__What you will do__
From the data below, copy each line that includes the word "heading".

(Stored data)
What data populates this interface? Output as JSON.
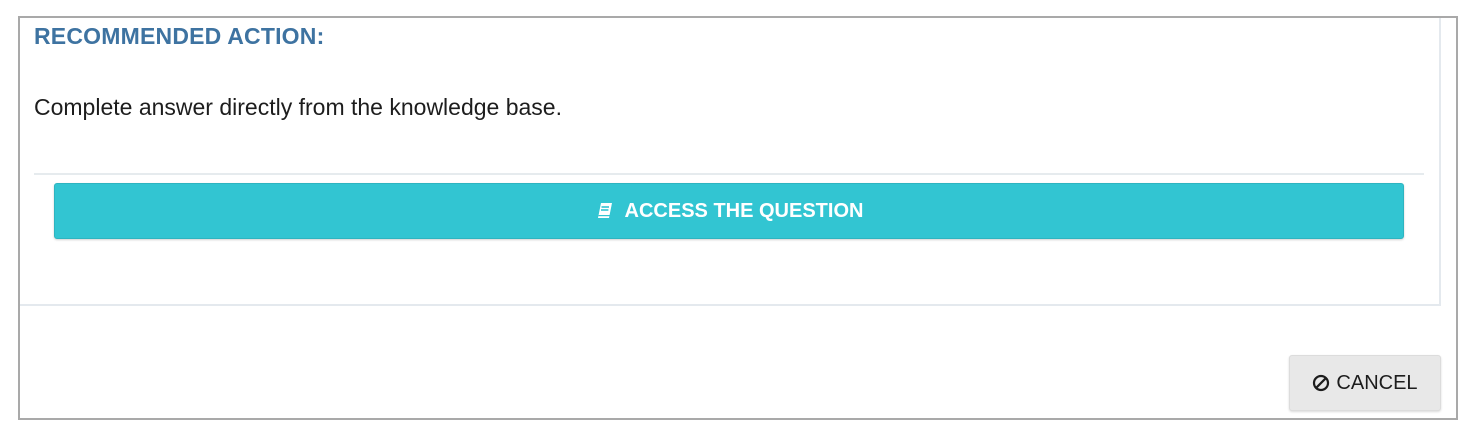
{
  "panel": {
    "heading": "RECOMMENDED ACTION:",
    "description": "Complete answer directly from the knowledge base."
  },
  "actions": {
    "access_label": "ACCESS THE QUESTION",
    "access_icon": "book-icon",
    "cancel_label": "CANCEL",
    "cancel_icon": "ban-icon"
  },
  "colors": {
    "heading": "#3e73a1",
    "primary_button": "#32c5d2",
    "secondary_button": "#e8e8e8"
  }
}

__Written answer__
    "heading": "RECOMMENDED ACTION:",
    "heading": "#3e73a1",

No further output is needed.